Landfill Gas (LFG) Engines
Our landfill gas (LFG) engine oil analysis program monitors your lubricant condition and extends engine life as they work in the highly corrosive working conditions of a LFG-TE environment.
Landfill gas is produced by the anaerobic decomposition of organic matter, volatilization, and chemical reactions in municipal solid waste (MSW). Each landfill facility’s gas composition will be unique based on factors such as: types and age of the buried waste, quantity and type of organic matter in the waste, compaction, moisture, and temperature. The resulting fuel is highly contaminated and corrosive.
Landfill gas engines are specially designed gas engines that operate on these fuels, which have low to moderate levels of hydrogen sulfide (sour gas) or other corrosive compounds. This unique application requires specially designed oil. Aside from normal lubricant functions, LFG engine lubricants must provide maximum protection from contaminants, the biggest threat to LFG engines. Since landfill gas engines cannot handle high ash oils, an effective LFG engine oil must offer maximized acid neutralizing capabilities (TBN) with low to medium ash levels.
IMPORTANT FLUID QUALITIES
- Detergent/dispersant properties
- Corrosion resistance under significant level of acidic condensate
- Deposit control
- Anti-wear performance
- Anti-scuffing properties
- Minimize oil consumption
- Minimize lacquering
MAJOR SOURCES OF PROBLEMS
The predominant cause of problems for LFG engines is contamination. Landfill gas contaminants beyond acceptable levels can cause a wide range of problems to engines. These problems can also affect emissions, which are to follow stringent government standards.
SULFUR COMPOUNDS, HALIDES, and OTHER ACIDS
During combustion, sulfur compounds (notably hydrogen sulfide H2S) combine with water to form sulfuric acid. Although typically weak, the sulfuric acid can accumulate to severely damage critical engine components, especially any copper-containing components. During combustion, exhaust water vapor combine with halogenated hydrocarbons producing halides, such as hydrochloric (HCI) or hydrofluoric (HF) acids. If not controlled, the acids will damage piston rings, cylinder liners, exhaust valve stems, and other critical wear parts.
Water is a natural by-product of combustion and normally seen in low levels. However, water can combine with organic compounds in landfill gas during the combustion process to form harmful acids. Left unchecked, these acids can attack and damage engine components.
Silicon (Si), also commonly known as dirt, sand, or grit, are hard particles that cause abrasion wear. During combustion, they can collect together and form larger particles that cling to exhaust valve faces and seats. Silicon deposits can undermine LFG engine performance, fuel economy, and emissions by shielding electrodes and increasing the voltage required to fire critical spark plugs.
These compounds are found in household products, such as cleaners, shampoos, deodorants, and beauty products.
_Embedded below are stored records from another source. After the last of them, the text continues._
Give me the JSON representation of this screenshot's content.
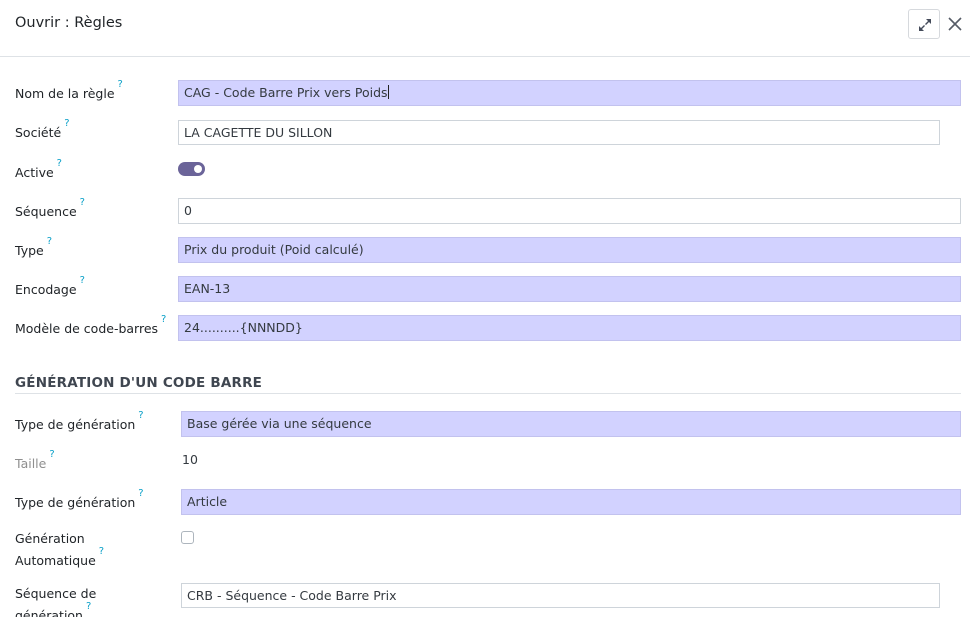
{
  "dialog": {
    "title": "Ouvrir : Règles",
    "help_mark": "?"
  },
  "fields": {
    "rule_name": {
      "label": "Nom de la règle",
      "value": "CAG - Code Barre Prix vers Poids"
    },
    "company": {
      "label": "Société",
      "value": "LA CAGETTE DU SILLON"
    },
    "active": {
      "label": "Active",
      "checked": true
    },
    "sequence": {
      "label": "Séquence",
      "value": "0"
    },
    "type": {
      "label": "Type",
      "value": "Prix du produit (Poid calculé)"
    },
    "encoding": {
      "label": "Encodage",
      "value": "EAN-13"
    },
    "barcode_pattern": {
      "label": "Modèle de code-barres",
      "value": "24..........{NNNDD}"
    }
  },
  "section": {
    "title": "GÉNÉRATION D'UN CODE BARRE",
    "generation_type_1": {
      "label": "Type de génération",
      "value": "Base gérée via une séquence"
    },
    "size": {
      "label": "Taille",
      "value": "10"
    },
    "generation_type_2": {
      "label": "Type de génération",
      "value": "Article"
    },
    "auto_generation": {
      "label_line1": "Génération",
      "label_line2": "Automatique",
      "checked": false
    },
    "generation_sequence": {
      "label_line1": "Séquence de",
      "label_line2": "génération",
      "value": "CRB - Séquence - Code Barre Prix"
    }
  },
  "colors": {
    "required_field": "#d2d2ff",
    "toggle_on": "#6b6499",
    "help_mark": "#0aa0c8"
  }
}
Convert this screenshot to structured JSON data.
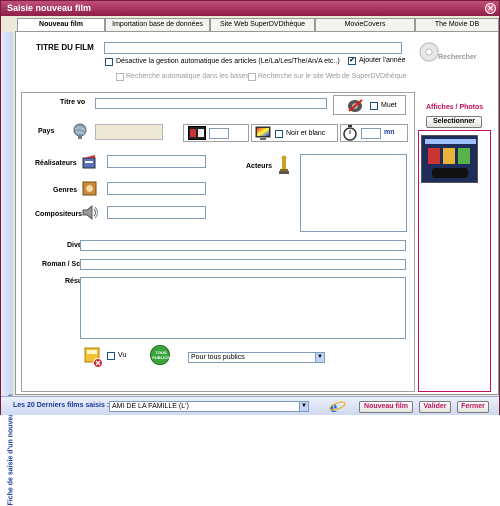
{
  "window": {
    "title": "Saisie nouveau film",
    "close_glyph": "✕"
  },
  "tabs": [
    {
      "label": "Nouveau film"
    },
    {
      "label": "Importation base de données"
    },
    {
      "label": "Site Web SuperDVDthèque"
    },
    {
      "label": "MovieCovers"
    },
    {
      "label": "The Movie DB"
    }
  ],
  "side_label": "Fiche de saisie d'un nouveau film",
  "title_section": {
    "label": "TITRE DU FILM",
    "value": "",
    "disable_auto_articles": "Désactive la gestion automatique des articles  (Le/La/Les/The/An/A etc..)",
    "add_year": "Ajouter l'année",
    "add_year_checked": "✔",
    "auto_search_db": "Recherche automatique dans les bases",
    "search_site": "Recherche sur le site Web de SuperDVDthèque",
    "search_button": "Rechercher"
  },
  "details": {
    "titre_vo": "Titre vo",
    "muet": "Muet",
    "pays": "Pays",
    "noir_blanc": "Noir et blanc",
    "duration_unit": "mn",
    "realisateurs": "Réalisateurs",
    "genres": "Genres",
    "compositeurs": "Compositeurs",
    "acteurs": "Acteurs",
    "divers": "Divers",
    "roman": "Roman / Scénario",
    "resume": "Résumé",
    "vu": "Vu",
    "rating_badge": "TOUS PUBLICS",
    "rating_value": "Pour tous publics"
  },
  "posters": {
    "title": "Affiches / Photos",
    "select_button": "Selectionner"
  },
  "bottom": {
    "last_films_label": "Les 20 Derniers films saisis :",
    "last_film_value": "AMI DE LA FAMILLE (L')",
    "new_button": "Nouveau film",
    "validate_button": "Valider",
    "close_button": "Fermer"
  },
  "colors": {
    "accent": "#c0115f",
    "title_gradient_top": "#c0507a",
    "link_blue": "#1b3a9c"
  }
}
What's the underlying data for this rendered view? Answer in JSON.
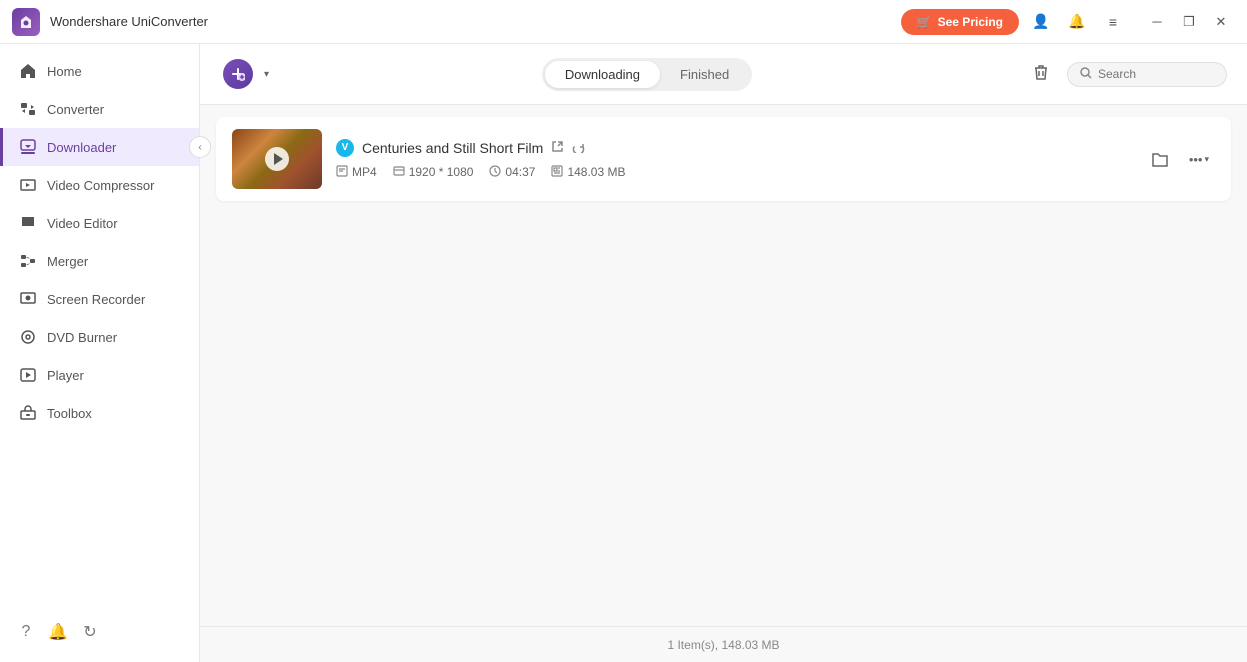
{
  "app": {
    "title": "Wondershare UniConverter",
    "logo_alt": "Wondershare logo"
  },
  "titlebar": {
    "see_pricing_label": "See Pricing",
    "menu_icon": "☰",
    "minimize_icon": "─",
    "maximize_icon": "❐",
    "close_icon": "✕"
  },
  "sidebar": {
    "items": [
      {
        "id": "home",
        "label": "Home",
        "active": false
      },
      {
        "id": "converter",
        "label": "Converter",
        "active": false
      },
      {
        "id": "downloader",
        "label": "Downloader",
        "active": true
      },
      {
        "id": "video-compressor",
        "label": "Video Compressor",
        "active": false
      },
      {
        "id": "video-editor",
        "label": "Video Editor",
        "active": false
      },
      {
        "id": "merger",
        "label": "Merger",
        "active": false
      },
      {
        "id": "screen-recorder",
        "label": "Screen Recorder",
        "active": false
      },
      {
        "id": "dvd-burner",
        "label": "DVD Burner",
        "active": false
      },
      {
        "id": "player",
        "label": "Player",
        "active": false
      },
      {
        "id": "toolbox",
        "label": "Toolbox",
        "active": false
      }
    ],
    "bottom_icons": [
      "?",
      "🔔",
      "↺"
    ]
  },
  "content_header": {
    "add_dropdown_label": "+",
    "tab_downloading": "Downloading",
    "tab_finished": "Finished",
    "active_tab": "downloading",
    "search_placeholder": "Search"
  },
  "video_item": {
    "source": "Vimeo",
    "source_badge": "V",
    "title": "Centuries and Still Short Film",
    "format": "MP4",
    "resolution": "1920 * 1080",
    "duration": "04:37",
    "file_size": "148.03 MB"
  },
  "status_bar": {
    "text": "1 Item(s), 148.03 MB"
  },
  "colors": {
    "accent": "#6b3fa0",
    "active_sidebar_bg": "#f0eaff",
    "pricing_btn": "#f5613c",
    "vimeo_blue": "#1ab7ea"
  }
}
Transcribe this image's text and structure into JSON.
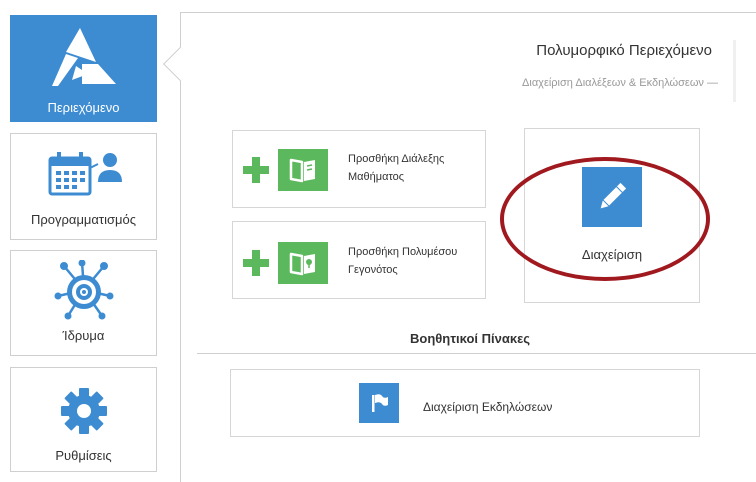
{
  "sidebar": {
    "items": [
      {
        "label": "Περιεχόμενο",
        "icon": "content-logo-icon",
        "active": true
      },
      {
        "label": "Προγραμματισμός",
        "icon": "calendar-user-icon",
        "active": false
      },
      {
        "label": "Ίδρυμα",
        "icon": "institution-network-icon",
        "active": false
      },
      {
        "label": "Ρυθμίσεις",
        "icon": "gear-icon",
        "active": false
      }
    ]
  },
  "header": {
    "title": "Πολυμορφικό Περιεχόμενο",
    "subtitle": "Διαχείριση Διαλέξεων & Εκδηλώσεων —"
  },
  "actions": {
    "add_lecture": {
      "line1": "Προσθήκη Διάλεξης",
      "line2": "Μαθήματος",
      "icon": "book-icon"
    },
    "add_event": {
      "line1": "Προσθήκη Πολυμέσου",
      "line2": "Γεγονότος",
      "icon": "map-book-icon"
    },
    "manage": {
      "label": "Διαχείριση",
      "icon": "pencil-icon"
    }
  },
  "aux": {
    "title": "Βοηθητικοί Πίνακες",
    "events_manage": {
      "label": "Διαχείριση Εκδηλώσεων",
      "icon": "flag-icon"
    }
  },
  "colors": {
    "primary": "#3d8cd2",
    "green": "#5cb85c",
    "highlight": "#a0191f"
  }
}
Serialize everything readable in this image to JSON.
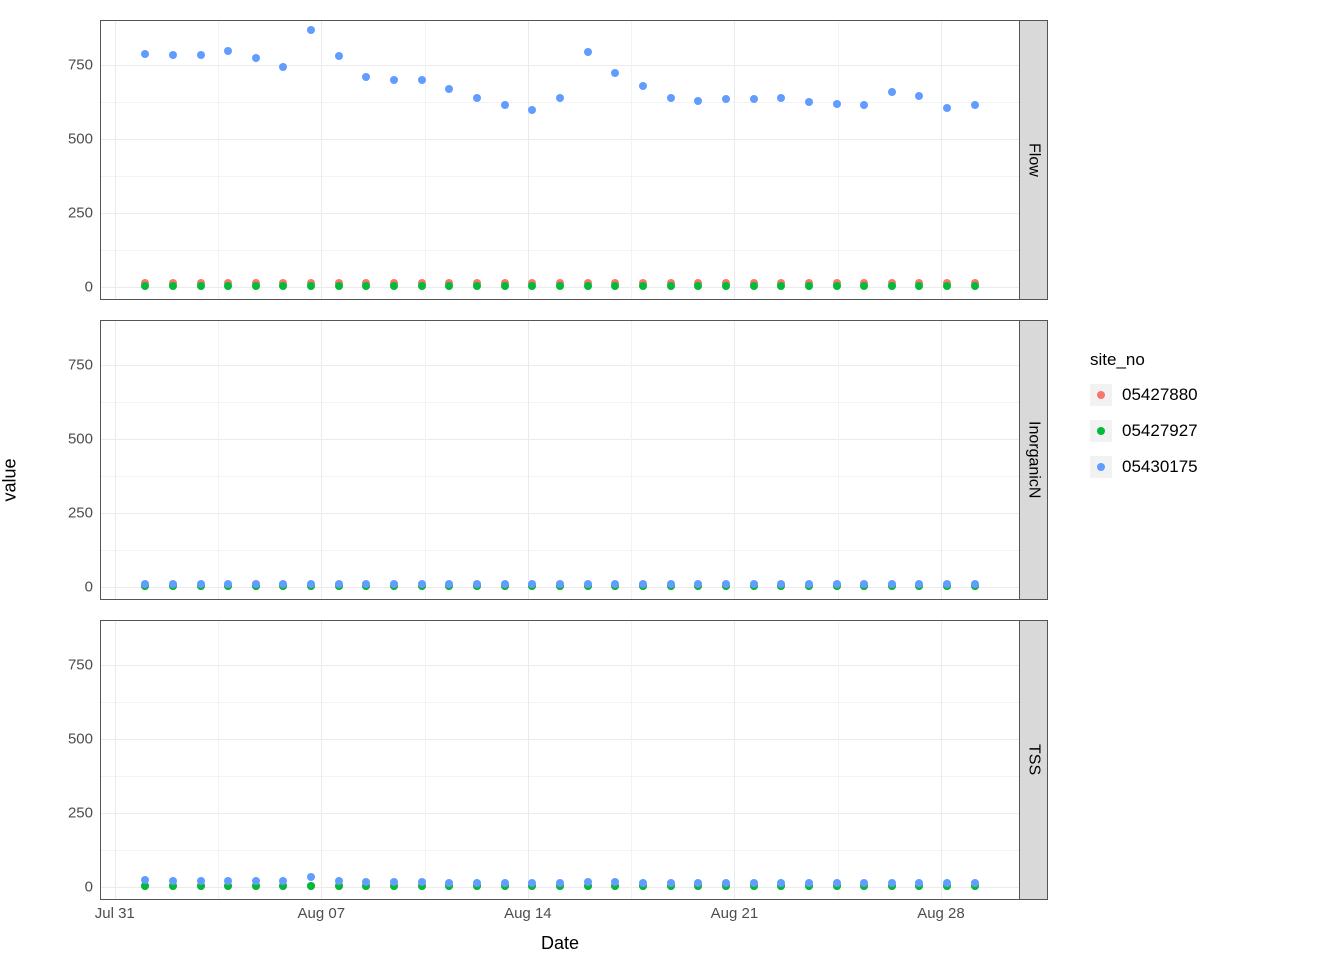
{
  "axes": {
    "xlabel": "Date",
    "ylabel": "value",
    "legend_title": "site_no"
  },
  "legend_colors": [
    "#f8766d",
    "#00ba38",
    "#619cff"
  ],
  "chart_data": [
    {
      "facet": "Flow",
      "type": "scatter",
      "xlabel": "Date",
      "ylabel": "value",
      "ylim": [
        0,
        900
      ],
      "x": [
        "Aug 01",
        "Aug 02",
        "Aug 03",
        "Aug 04",
        "Aug 05",
        "Aug 06",
        "Aug 07",
        "Aug 08",
        "Aug 09",
        "Aug 10",
        "Aug 11",
        "Aug 12",
        "Aug 13",
        "Aug 14",
        "Aug 15",
        "Aug 16",
        "Aug 17",
        "Aug 18",
        "Aug 19",
        "Aug 20",
        "Aug 21",
        "Aug 22",
        "Aug 23",
        "Aug 24",
        "Aug 25",
        "Aug 26",
        "Aug 27",
        "Aug 28",
        "Aug 29",
        "Aug 30",
        "Aug 31"
      ],
      "series": [
        {
          "name": "05427880",
          "values": [
            15,
            15,
            15,
            15,
            15,
            15,
            15,
            15,
            15,
            15,
            15,
            15,
            15,
            15,
            15,
            15,
            15,
            15,
            15,
            15,
            15,
            15,
            15,
            15,
            15,
            15,
            15,
            15,
            15,
            15,
            15
          ]
        },
        {
          "name": "05427927",
          "values": [
            5,
            5,
            5,
            5,
            5,
            5,
            5,
            5,
            5,
            5,
            5,
            5,
            5,
            5,
            5,
            5,
            5,
            5,
            5,
            5,
            5,
            5,
            5,
            5,
            5,
            5,
            5,
            5,
            5,
            5,
            5
          ]
        },
        {
          "name": "05430175",
          "values": [
            790,
            785,
            785,
            800,
            775,
            745,
            870,
            780,
            710,
            700,
            700,
            670,
            640,
            615,
            600,
            640,
            795,
            725,
            680,
            640,
            630,
            635,
            635,
            640,
            625,
            620,
            615,
            660,
            645,
            605,
            615
          ]
        }
      ]
    },
    {
      "facet": "InorganicN",
      "type": "scatter",
      "xlabel": "Date",
      "ylabel": "value",
      "ylim": [
        0,
        900
      ],
      "x": [
        "Aug 01",
        "Aug 02",
        "Aug 03",
        "Aug 04",
        "Aug 05",
        "Aug 06",
        "Aug 07",
        "Aug 08",
        "Aug 09",
        "Aug 10",
        "Aug 11",
        "Aug 12",
        "Aug 13",
        "Aug 14",
        "Aug 15",
        "Aug 16",
        "Aug 17",
        "Aug 18",
        "Aug 19",
        "Aug 20",
        "Aug 21",
        "Aug 22",
        "Aug 23",
        "Aug 24",
        "Aug 25",
        "Aug 26",
        "Aug 27",
        "Aug 28",
        "Aug 29",
        "Aug 30",
        "Aug 31"
      ],
      "series": [
        {
          "name": "05427880",
          "values": [
            3,
            3,
            3,
            3,
            3,
            3,
            3,
            3,
            3,
            3,
            3,
            3,
            3,
            3,
            3,
            3,
            3,
            3,
            3,
            3,
            3,
            3,
            3,
            3,
            3,
            3,
            3,
            3,
            3,
            3,
            3
          ]
        },
        {
          "name": "05427927",
          "values": [
            3,
            3,
            3,
            3,
            3,
            3,
            3,
            3,
            3,
            3,
            3,
            3,
            3,
            3,
            3,
            3,
            3,
            3,
            3,
            3,
            3,
            3,
            3,
            3,
            3,
            3,
            3,
            3,
            3,
            3,
            3
          ]
        },
        {
          "name": "05430175",
          "values": [
            10,
            10,
            10,
            10,
            10,
            10,
            10,
            10,
            10,
            10,
            10,
            10,
            10,
            10,
            10,
            10,
            10,
            10,
            10,
            10,
            10,
            10,
            10,
            10,
            10,
            10,
            10,
            10,
            10,
            10,
            10
          ]
        }
      ]
    },
    {
      "facet": "TSS",
      "type": "scatter",
      "xlabel": "Date",
      "ylabel": "value",
      "ylim": [
        0,
        900
      ],
      "x": [
        "Aug 01",
        "Aug 02",
        "Aug 03",
        "Aug 04",
        "Aug 05",
        "Aug 06",
        "Aug 07",
        "Aug 08",
        "Aug 09",
        "Aug 10",
        "Aug 11",
        "Aug 12",
        "Aug 13",
        "Aug 14",
        "Aug 15",
        "Aug 16",
        "Aug 17",
        "Aug 18",
        "Aug 19",
        "Aug 20",
        "Aug 21",
        "Aug 22",
        "Aug 23",
        "Aug 24",
        "Aug 25",
        "Aug 26",
        "Aug 27",
        "Aug 28",
        "Aug 29",
        "Aug 30",
        "Aug 31"
      ],
      "series": [
        {
          "name": "05427880",
          "values": [
            5,
            5,
            5,
            5,
            5,
            5,
            5,
            5,
            5,
            5,
            5,
            5,
            5,
            5,
            5,
            5,
            5,
            5,
            5,
            5,
            5,
            5,
            5,
            5,
            5,
            5,
            5,
            5,
            5,
            5,
            5
          ]
        },
        {
          "name": "05427927",
          "values": [
            5,
            5,
            5,
            5,
            5,
            5,
            5,
            5,
            5,
            5,
            5,
            5,
            5,
            5,
            5,
            5,
            5,
            5,
            5,
            5,
            5,
            5,
            5,
            5,
            5,
            5,
            5,
            5,
            5,
            5,
            5
          ]
        },
        {
          "name": "05430175",
          "values": [
            25,
            22,
            22,
            22,
            22,
            22,
            35,
            20,
            18,
            18,
            16,
            15,
            15,
            15,
            15,
            15,
            18,
            16,
            15,
            14,
            14,
            14,
            14,
            14,
            13,
            13,
            13,
            14,
            13,
            13,
            13
          ]
        }
      ]
    }
  ],
  "xticks": [
    {
      "label": "Jul 31",
      "frac": 0.015
    },
    {
      "label": "Aug 07",
      "frac": 0.24
    },
    {
      "label": "Aug 14",
      "frac": 0.465
    },
    {
      "label": "Aug 21",
      "frac": 0.69
    },
    {
      "label": "Aug 28",
      "frac": 0.915
    }
  ],
  "yticks": [
    {
      "label": "0",
      "v": 0
    },
    {
      "label": "250",
      "v": 250
    },
    {
      "label": "500",
      "v": 500
    },
    {
      "label": "750",
      "v": 750
    }
  ]
}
During combustion, these compounds develop into hard silica and silicate deposits, which can cause excessive wear, valve damage, and guttering.
MONITORING LFG ENGINE OIL
Apex Oil Lab provides accurate testing that meet the stringent cleanliness requirements of your LFG system. We offer programs for all LFG engines, including GE Jenbacher and Caterpillar.
To monitor acid formation in landfill gas, TAN and TBN levels must be carefully monitored. Oxidation, nitration, and viscosity will also indicate oil degradation from acids. Silicon is a crucial element to monitor and is often the leading dictator of oil change intervals in landfill gas engines. Wear metals such as iron, chromium, and copper should be closely monitored for abnormal wear caused by impurities.
Each landfill gas facility will have its own unique gas composition based on factors described above. Combined with the workload, environmental conditions, equipment age, and oil type, the maintenance program should be tailored to the needs of that facility. While OEM standards are an excellent foundation for an effective PM program, limits and maintenance schedules need to be set according to the needs of the equipment on-site.